- **Extracted data entries**:
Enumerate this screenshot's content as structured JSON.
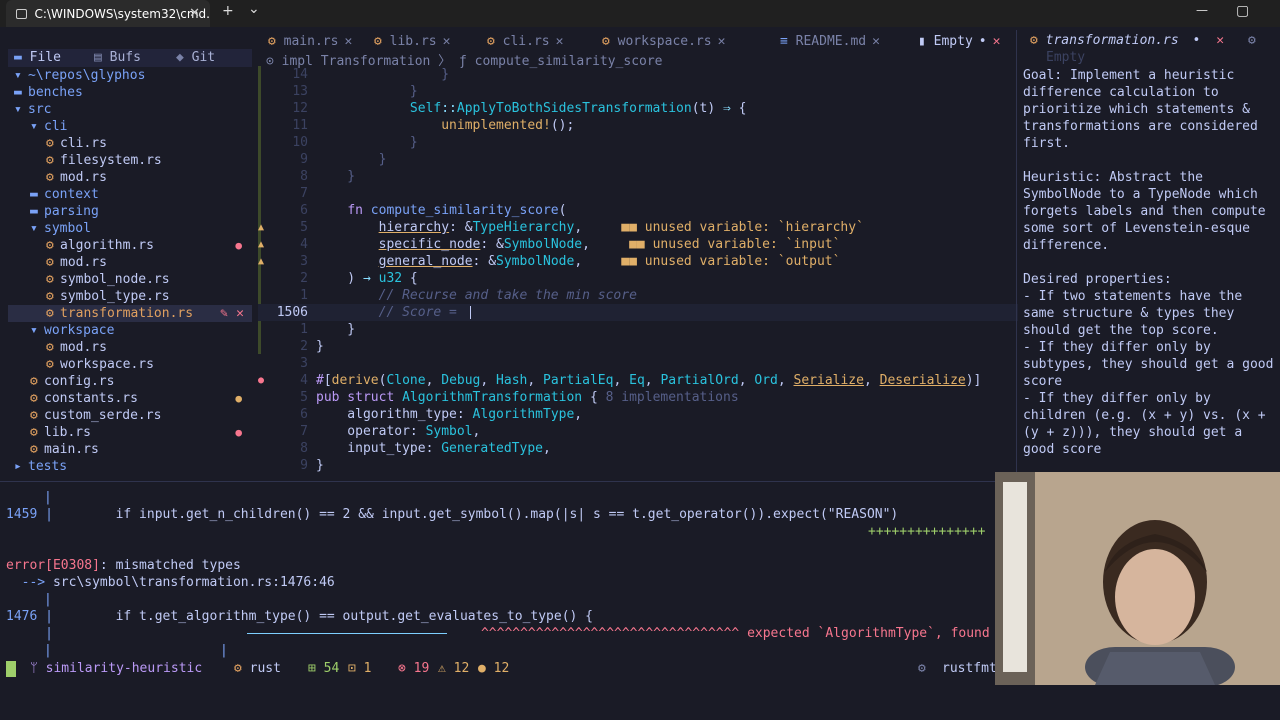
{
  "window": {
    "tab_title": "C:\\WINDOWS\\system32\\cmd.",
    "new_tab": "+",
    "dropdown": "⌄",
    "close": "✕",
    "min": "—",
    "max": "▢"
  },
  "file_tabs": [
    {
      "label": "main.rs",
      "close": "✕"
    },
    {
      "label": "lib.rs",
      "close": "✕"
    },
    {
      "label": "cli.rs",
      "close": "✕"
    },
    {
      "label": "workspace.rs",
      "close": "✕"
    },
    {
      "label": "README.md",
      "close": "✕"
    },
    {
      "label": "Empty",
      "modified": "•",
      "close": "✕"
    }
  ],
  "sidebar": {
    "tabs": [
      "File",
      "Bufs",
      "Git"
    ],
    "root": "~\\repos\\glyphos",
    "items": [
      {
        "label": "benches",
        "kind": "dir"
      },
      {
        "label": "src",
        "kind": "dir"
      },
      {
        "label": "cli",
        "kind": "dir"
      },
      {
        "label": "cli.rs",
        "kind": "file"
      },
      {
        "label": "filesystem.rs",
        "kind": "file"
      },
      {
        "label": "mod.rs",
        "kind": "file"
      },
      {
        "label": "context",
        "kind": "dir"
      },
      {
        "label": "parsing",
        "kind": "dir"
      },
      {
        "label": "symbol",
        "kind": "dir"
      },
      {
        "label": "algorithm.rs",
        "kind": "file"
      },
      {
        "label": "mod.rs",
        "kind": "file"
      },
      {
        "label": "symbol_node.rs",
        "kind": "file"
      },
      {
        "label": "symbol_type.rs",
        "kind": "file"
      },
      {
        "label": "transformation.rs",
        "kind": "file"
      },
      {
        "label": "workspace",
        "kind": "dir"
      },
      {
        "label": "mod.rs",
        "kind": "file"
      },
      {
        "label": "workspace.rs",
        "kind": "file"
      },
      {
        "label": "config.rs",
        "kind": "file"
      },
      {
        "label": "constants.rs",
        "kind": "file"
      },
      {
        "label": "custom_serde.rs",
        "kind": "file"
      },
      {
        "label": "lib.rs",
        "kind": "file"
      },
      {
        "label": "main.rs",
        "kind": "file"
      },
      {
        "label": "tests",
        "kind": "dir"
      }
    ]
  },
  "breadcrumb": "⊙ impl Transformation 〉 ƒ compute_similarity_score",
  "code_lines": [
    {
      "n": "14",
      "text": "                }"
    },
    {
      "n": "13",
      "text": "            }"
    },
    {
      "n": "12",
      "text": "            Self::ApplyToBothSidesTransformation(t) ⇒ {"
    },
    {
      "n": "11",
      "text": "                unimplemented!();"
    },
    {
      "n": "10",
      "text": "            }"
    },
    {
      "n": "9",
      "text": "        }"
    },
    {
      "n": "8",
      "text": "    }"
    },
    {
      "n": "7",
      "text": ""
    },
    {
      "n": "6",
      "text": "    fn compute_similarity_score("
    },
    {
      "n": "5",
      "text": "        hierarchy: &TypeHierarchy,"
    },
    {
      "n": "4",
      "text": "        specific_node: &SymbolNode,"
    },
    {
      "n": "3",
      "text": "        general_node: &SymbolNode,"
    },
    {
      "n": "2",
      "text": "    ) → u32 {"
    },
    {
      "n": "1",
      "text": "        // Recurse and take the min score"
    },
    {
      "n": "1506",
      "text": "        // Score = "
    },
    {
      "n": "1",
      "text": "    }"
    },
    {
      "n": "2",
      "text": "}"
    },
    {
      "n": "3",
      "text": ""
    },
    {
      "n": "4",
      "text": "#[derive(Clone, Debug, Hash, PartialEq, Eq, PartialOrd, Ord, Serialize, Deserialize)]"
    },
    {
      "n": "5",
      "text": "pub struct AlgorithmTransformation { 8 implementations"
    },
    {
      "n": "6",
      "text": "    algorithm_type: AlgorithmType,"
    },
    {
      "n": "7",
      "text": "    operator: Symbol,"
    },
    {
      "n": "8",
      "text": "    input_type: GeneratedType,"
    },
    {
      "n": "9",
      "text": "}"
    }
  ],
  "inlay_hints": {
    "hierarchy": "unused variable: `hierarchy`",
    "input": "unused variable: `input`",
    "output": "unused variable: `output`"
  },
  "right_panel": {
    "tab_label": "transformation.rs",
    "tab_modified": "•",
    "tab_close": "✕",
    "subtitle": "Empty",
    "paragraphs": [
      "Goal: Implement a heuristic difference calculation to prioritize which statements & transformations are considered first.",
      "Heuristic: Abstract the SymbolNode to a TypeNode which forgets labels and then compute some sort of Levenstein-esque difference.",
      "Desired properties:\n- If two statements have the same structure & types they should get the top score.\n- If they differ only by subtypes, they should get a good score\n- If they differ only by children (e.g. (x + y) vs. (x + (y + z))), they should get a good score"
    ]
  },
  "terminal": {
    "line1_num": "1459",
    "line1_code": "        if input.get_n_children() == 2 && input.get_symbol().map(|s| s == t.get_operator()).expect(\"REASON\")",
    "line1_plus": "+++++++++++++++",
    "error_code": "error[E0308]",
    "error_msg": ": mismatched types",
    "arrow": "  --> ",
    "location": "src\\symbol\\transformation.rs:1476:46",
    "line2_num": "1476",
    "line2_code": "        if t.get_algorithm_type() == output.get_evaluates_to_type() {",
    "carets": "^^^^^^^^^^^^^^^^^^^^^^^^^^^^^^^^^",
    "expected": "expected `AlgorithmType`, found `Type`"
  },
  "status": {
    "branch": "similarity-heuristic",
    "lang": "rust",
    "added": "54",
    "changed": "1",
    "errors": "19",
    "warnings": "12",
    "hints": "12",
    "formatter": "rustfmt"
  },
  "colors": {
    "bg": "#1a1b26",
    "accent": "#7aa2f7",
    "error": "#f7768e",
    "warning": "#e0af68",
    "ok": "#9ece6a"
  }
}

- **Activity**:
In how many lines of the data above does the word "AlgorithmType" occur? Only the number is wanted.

- **Result for this task**:
2